A former translator in Baghdad said he saw the offer as a “trap,” adding, “Just like I predicted, the worst is yet to come.”

The mounting peril comes as the Trump administration has been making it more difficult for people who fear war or other dangers in their home countries to move to the United States. The White House announced in October that it would reduce the annual cap on refugee entries to a record low of 15,000.

While that number allocates up to 4,000 spots for U.S.-affiliated Iraqis per year, Iraqi applicants have been processed slowly, partly because of heightened security vetting. According to the International Refugee Assistance Project (IRAP), there is a backlog of over 100,000 Iraqi applicants. The U.S. government also set aside 4,000 spots for Iraqis last year but only 161 were resettled, IRAP said.

Meanwhile, the United States no longer allows Iraqis who worked with the U.S. government in Iraq to apply for a Special Immigrant Visas program, which stopped accepting new applications in 2014. A parallel program for Iraqi and Afghan translators remains open, but it is capped at 50 people per year.

“Pathways for humanitarian protection for refugees from Iraq have so narrowed that they are basically closed,” said Sunil Varghese, IRAP’s policy director.

One of the translators who had worked with the Navy SEALs said he had been “honored” to do so. “I’m so proud of all the days I’ve been working with the greatest forces in the world,” he said. “But the problem is that after they are gone, their government doesn’t care about us. We are literally left behind.”

In the northern city of Irbil, a group of translators submitted a letter late last month to the U.S. Consulate there that they said was on behalf of about 400 people who had been hired by Valiant. “We are sure that you are well aware of the situation and the difficulties we face every day. For that, we are asking you kindly to reactivate [the visa] program that used to be provided for Linguists . . . just a few years ago,” the letter read.

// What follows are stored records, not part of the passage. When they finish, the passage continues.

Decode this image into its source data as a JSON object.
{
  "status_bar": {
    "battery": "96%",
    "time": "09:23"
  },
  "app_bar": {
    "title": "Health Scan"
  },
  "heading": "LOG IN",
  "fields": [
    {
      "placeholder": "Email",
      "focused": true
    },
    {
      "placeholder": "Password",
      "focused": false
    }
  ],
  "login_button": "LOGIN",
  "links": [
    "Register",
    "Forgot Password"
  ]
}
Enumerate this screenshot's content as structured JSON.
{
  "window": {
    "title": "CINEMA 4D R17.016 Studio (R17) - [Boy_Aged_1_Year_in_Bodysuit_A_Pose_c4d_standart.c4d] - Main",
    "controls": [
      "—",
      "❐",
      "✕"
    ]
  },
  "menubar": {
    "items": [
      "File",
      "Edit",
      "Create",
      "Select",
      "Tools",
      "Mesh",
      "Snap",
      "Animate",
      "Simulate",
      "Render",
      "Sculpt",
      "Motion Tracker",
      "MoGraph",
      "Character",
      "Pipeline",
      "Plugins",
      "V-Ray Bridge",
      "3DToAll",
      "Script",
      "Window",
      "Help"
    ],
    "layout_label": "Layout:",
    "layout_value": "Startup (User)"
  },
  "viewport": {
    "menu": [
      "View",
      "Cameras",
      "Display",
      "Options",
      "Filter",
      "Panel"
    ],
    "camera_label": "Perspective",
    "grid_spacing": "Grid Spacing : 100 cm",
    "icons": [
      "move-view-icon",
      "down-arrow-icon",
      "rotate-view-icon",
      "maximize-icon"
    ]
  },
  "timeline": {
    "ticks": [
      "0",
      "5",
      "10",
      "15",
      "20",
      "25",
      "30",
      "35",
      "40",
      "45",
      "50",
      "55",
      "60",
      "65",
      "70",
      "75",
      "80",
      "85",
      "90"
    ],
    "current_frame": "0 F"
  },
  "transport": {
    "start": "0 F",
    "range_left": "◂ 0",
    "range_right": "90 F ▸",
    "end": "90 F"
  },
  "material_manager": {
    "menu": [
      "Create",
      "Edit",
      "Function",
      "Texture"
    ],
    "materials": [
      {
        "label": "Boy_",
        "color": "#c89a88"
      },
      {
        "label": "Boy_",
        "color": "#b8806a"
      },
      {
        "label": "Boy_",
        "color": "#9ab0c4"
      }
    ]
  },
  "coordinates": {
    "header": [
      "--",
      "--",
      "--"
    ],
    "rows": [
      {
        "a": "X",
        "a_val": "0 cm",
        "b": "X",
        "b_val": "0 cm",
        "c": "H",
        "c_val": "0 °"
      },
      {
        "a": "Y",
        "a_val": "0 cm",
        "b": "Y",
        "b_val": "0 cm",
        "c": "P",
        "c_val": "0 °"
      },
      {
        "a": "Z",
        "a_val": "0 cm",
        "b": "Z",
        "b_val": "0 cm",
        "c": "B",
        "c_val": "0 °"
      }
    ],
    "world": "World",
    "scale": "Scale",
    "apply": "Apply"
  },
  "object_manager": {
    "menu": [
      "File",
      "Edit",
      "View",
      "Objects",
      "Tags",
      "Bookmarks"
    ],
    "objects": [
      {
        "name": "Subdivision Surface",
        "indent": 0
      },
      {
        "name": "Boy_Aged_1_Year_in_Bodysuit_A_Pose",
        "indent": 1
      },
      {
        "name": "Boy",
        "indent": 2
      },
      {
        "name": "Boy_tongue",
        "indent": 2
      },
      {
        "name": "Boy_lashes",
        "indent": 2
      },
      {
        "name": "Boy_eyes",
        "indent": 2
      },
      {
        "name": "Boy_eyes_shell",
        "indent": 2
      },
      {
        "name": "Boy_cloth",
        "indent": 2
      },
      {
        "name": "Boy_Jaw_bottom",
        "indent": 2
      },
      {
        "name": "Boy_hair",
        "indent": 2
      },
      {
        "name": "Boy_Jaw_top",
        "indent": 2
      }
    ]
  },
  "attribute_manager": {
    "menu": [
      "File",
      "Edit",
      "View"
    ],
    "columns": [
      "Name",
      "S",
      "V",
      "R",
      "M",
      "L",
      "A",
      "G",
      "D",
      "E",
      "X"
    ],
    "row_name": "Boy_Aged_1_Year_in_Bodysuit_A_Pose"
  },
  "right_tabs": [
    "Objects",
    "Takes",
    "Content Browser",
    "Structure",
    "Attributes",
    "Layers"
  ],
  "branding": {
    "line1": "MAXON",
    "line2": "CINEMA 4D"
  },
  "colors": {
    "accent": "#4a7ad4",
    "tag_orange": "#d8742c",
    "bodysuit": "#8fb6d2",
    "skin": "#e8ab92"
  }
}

Hostile militias, it said, are “capable and willing” to hunt down translators who have supported the departing U.S. forces. “The situation for us is a matter of When rather than If.”

Ryan reported from Washington.